__Items from an interface collection__.
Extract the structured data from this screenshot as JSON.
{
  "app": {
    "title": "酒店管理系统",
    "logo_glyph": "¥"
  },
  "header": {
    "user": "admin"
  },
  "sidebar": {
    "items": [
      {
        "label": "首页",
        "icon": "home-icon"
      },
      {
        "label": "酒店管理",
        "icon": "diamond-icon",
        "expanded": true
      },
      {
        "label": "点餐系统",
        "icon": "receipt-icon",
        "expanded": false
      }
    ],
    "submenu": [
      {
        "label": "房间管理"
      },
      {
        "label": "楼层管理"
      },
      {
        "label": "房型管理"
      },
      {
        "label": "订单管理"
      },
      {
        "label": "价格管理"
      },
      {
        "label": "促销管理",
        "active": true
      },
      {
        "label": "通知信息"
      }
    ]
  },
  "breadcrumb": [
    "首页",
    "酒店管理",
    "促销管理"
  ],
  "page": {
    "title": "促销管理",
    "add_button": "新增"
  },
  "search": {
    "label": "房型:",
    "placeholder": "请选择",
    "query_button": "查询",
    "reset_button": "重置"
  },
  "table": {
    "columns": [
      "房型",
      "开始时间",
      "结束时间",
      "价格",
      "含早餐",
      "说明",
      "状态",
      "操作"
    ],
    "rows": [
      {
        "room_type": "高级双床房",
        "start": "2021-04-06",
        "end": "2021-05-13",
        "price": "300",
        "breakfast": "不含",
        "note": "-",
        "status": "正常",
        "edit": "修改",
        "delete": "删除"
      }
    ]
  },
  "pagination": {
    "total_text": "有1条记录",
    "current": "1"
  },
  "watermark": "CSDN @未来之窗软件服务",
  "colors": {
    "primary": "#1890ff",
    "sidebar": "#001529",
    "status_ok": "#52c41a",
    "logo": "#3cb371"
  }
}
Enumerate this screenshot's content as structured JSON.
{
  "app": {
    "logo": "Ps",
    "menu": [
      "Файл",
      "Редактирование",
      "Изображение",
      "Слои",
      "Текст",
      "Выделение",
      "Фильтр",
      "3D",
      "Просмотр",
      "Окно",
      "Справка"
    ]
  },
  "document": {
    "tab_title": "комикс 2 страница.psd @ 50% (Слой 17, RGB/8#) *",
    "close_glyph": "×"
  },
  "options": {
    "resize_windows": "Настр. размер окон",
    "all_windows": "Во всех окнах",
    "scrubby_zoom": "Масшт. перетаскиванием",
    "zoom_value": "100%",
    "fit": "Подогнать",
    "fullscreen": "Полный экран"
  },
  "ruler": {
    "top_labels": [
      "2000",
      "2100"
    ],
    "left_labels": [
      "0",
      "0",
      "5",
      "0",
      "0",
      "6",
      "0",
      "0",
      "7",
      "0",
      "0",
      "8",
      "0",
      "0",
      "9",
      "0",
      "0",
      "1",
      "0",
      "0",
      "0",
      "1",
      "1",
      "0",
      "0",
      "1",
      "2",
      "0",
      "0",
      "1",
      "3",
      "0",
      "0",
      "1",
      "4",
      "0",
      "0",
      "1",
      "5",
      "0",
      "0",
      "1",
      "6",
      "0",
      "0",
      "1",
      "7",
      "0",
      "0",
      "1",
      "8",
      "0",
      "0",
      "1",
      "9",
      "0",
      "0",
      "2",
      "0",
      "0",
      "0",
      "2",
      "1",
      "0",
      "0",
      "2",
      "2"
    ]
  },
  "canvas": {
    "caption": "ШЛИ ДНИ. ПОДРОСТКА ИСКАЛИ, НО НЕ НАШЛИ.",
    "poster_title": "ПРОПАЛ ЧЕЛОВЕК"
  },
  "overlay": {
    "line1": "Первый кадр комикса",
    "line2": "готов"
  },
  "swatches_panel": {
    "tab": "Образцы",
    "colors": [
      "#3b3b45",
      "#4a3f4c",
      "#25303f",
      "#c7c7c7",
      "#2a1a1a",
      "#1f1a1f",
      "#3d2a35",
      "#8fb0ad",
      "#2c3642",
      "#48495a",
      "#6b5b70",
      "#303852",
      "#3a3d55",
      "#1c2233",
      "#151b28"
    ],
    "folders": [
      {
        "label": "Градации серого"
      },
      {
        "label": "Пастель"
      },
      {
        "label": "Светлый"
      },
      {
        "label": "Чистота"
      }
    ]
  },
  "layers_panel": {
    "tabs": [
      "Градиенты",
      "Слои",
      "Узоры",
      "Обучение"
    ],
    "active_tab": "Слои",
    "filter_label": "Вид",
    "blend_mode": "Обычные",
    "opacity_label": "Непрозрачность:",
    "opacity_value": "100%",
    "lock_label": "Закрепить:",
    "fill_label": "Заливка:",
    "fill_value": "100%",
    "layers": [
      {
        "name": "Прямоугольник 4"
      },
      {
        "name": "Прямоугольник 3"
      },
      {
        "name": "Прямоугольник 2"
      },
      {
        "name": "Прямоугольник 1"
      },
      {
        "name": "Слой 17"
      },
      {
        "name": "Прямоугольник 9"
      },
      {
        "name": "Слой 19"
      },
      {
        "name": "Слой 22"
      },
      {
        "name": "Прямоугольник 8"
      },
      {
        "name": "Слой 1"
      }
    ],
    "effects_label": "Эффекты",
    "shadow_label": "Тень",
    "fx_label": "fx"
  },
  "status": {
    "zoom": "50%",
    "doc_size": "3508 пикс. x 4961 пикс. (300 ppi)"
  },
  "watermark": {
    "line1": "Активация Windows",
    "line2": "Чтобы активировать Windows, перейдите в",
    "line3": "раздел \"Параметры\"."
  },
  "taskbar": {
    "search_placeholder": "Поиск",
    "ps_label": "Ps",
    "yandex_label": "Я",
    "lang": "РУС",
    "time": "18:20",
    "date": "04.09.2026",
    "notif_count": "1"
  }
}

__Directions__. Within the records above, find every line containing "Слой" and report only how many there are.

__Written solution__. 5